Clinical Pathology (15 credits)
The majority of staff that contribute to the module are employees of the University Hospital of North Staffordshire (UHNS). Students will benefit from lectures and expertise in Clinical Diagnostic Pathology, Pharmacology, Biochemistry, Genetics and Inflammatory Diseases. Students will gain an insight into how patients are managed, from their very first presentation at the UHNS, from the perspective of diagnosis and treatment. The course will cover both standardised testing options and the development of new diagnostic procedures with a particular emphasis on genetic and epigenetic aspects of disease. Students will also gain an appreciation of the cost benefit of particular routes for diagnosis and treatment and the importance of identifying false positive and false negative results. Finally, the students will have the opportunity to perform their own extensive literature review of a disease-related topic that is not covered by the lectures on the course.

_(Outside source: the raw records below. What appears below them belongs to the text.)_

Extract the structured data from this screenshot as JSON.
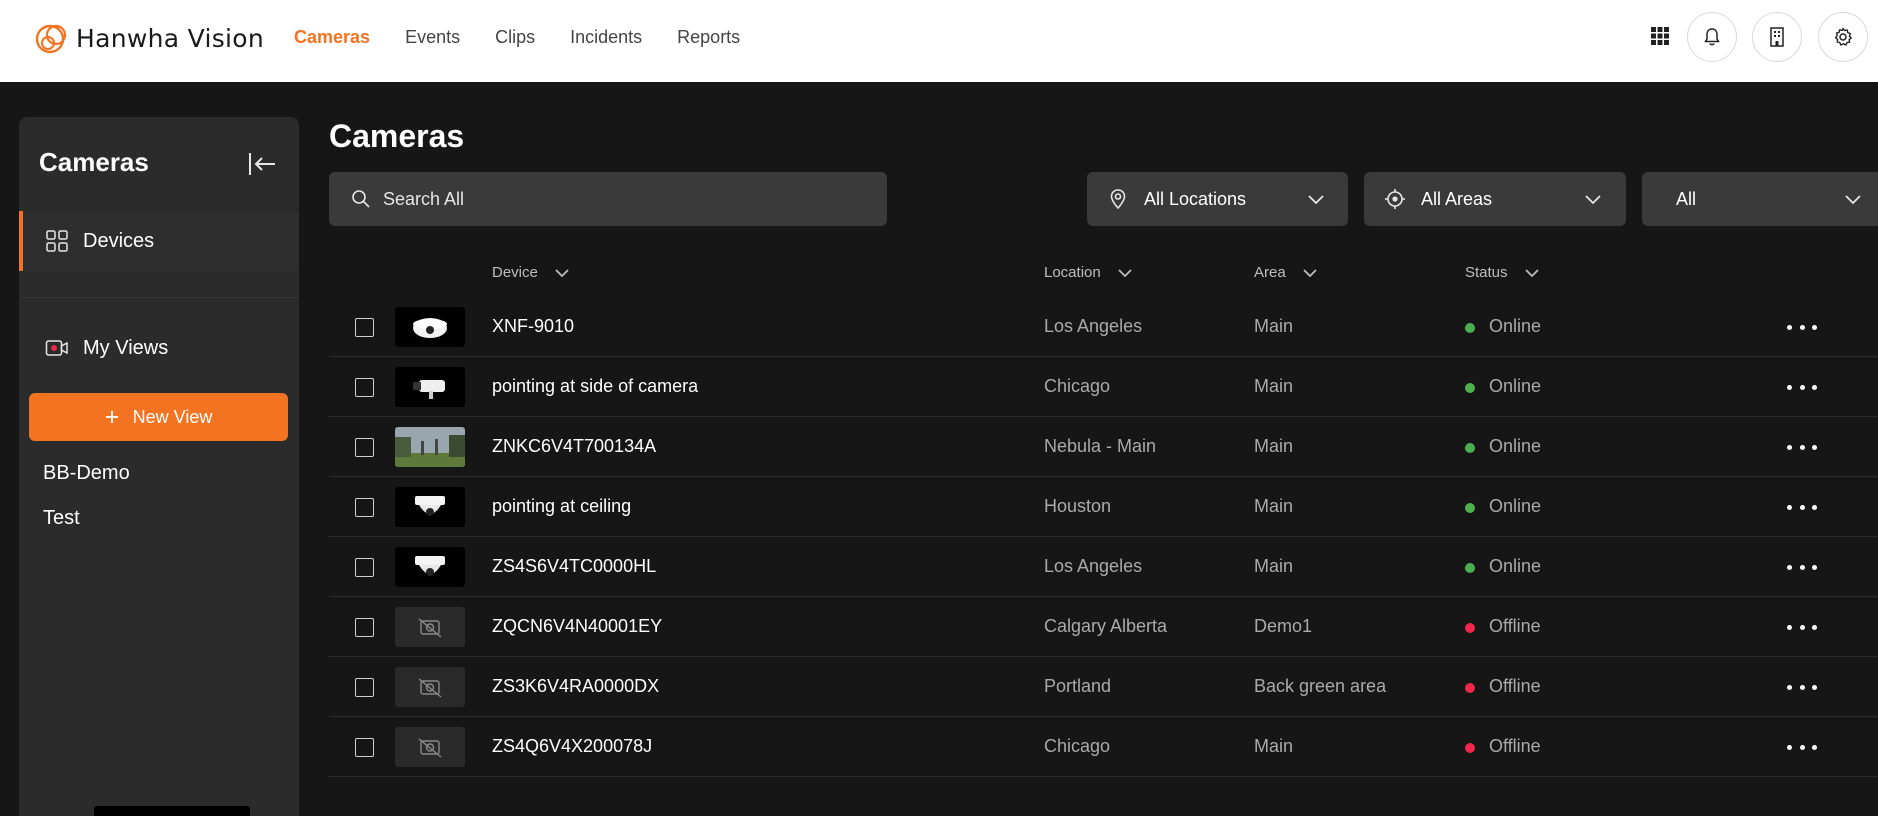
{
  "brand": {
    "name": "Hanwha Vision",
    "accent": "#f37321"
  },
  "nav": {
    "items": [
      {
        "label": "Cameras",
        "active": true
      },
      {
        "label": "Events",
        "active": false
      },
      {
        "label": "Clips",
        "active": false
      },
      {
        "label": "Incidents",
        "active": false
      },
      {
        "label": "Reports",
        "active": false
      }
    ],
    "icons": [
      "apps-grid-icon",
      "bell-icon",
      "building-icon",
      "gear-icon"
    ]
  },
  "sidebar": {
    "title": "Cameras",
    "items": [
      {
        "label": "Devices",
        "icon": "grid-icon",
        "active": true
      },
      {
        "label": "My Views",
        "icon": "video-icon",
        "active": false
      }
    ],
    "new_view_label": "New View",
    "views": [
      "BB-Demo",
      "Test"
    ]
  },
  "main": {
    "title": "Cameras",
    "search_placeholder": "Search All",
    "filters": {
      "locations": "All Locations",
      "areas": "All Areas",
      "status": "All"
    },
    "columns": {
      "device": "Device",
      "location": "Location",
      "area": "Area",
      "status": "Status"
    },
    "rows": [
      {
        "device": "XNF-9010",
        "location": "Los Angeles",
        "area": "Main",
        "status": "Online",
        "thumb": "fisheye"
      },
      {
        "device": "pointing at side of camera",
        "location": "Chicago",
        "area": "Main",
        "status": "Online",
        "thumb": "bullet"
      },
      {
        "device": "ZNKC6V4T700134A",
        "location": "Nebula - Main",
        "area": "Main",
        "status": "Online",
        "thumb": "scene"
      },
      {
        "device": "pointing at ceiling",
        "location": "Houston",
        "area": "Main",
        "status": "Online",
        "thumb": "dome"
      },
      {
        "device": "ZS4S6V4TC0000HL",
        "location": "Los Angeles",
        "area": "Main",
        "status": "Online",
        "thumb": "dome"
      },
      {
        "device": "ZQCN6V4N40001EY",
        "location": "Calgary Alberta",
        "area": "Demo1",
        "status": "Offline",
        "thumb": "none"
      },
      {
        "device": "ZS3K6V4RA0000DX",
        "location": "Portland",
        "area": "Back green area",
        "status": "Offline",
        "thumb": "none"
      },
      {
        "device": "ZS4Q6V4X200078J",
        "location": "Chicago",
        "area": "Main",
        "status": "Offline",
        "thumb": "none"
      }
    ],
    "status_colors": {
      "Online": "#4caf50",
      "Offline": "#f0264b"
    }
  }
}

Case Studies in Biomedical Science (15 credits)
This module aims to give you an understanding of the UK health trends and the factors that affect these trends. Through clinical case studies and small group tutorials, you will explore why the UK has some of the highest incidences of certain diseases and conditions in Europe and consider what factors contribute to making them some of the most common and/or rising health problems faced by this country. This will include understanding the relevant socioeconomic factors as well as understanding the bioscience of the disease process and its diagnosis and management. You will also focus on what is being done by Government and the NHS to tackle these major health problems.
English for Academic Purposes (EAP)
For non-native English speakers if required
Teaching and assessment
In addition to the lecture courses and tutorials, problem based learning (PBL) using clinical scenarios is used for at least one module.
Students will also be given the opportunity to undertake an independent non-experimental research project, supervised and supported by a member of staff. Web-based learning using the University’s virtual learning environment (KLE) is also used to give students easy access to a wide range of resources and research tools, and as a platform for online discussions and quizzes. Students will be given many opportunities to become familiar with word processing, spreadsheets and graphics software as well as computer-based routes to access scientific literature.
All modules are assessed within the semester in which they are taught. Most contain elements of both ‘in-course’ assessment (in the form of laboratory reports, essays, posters) and formal examination, although some are examined by ‘in-course’ assessment alone.
Apart from additional costs for text books, inter-library loans and potential overdue library fines we do not anticipate any additional costs for this post graduate programme.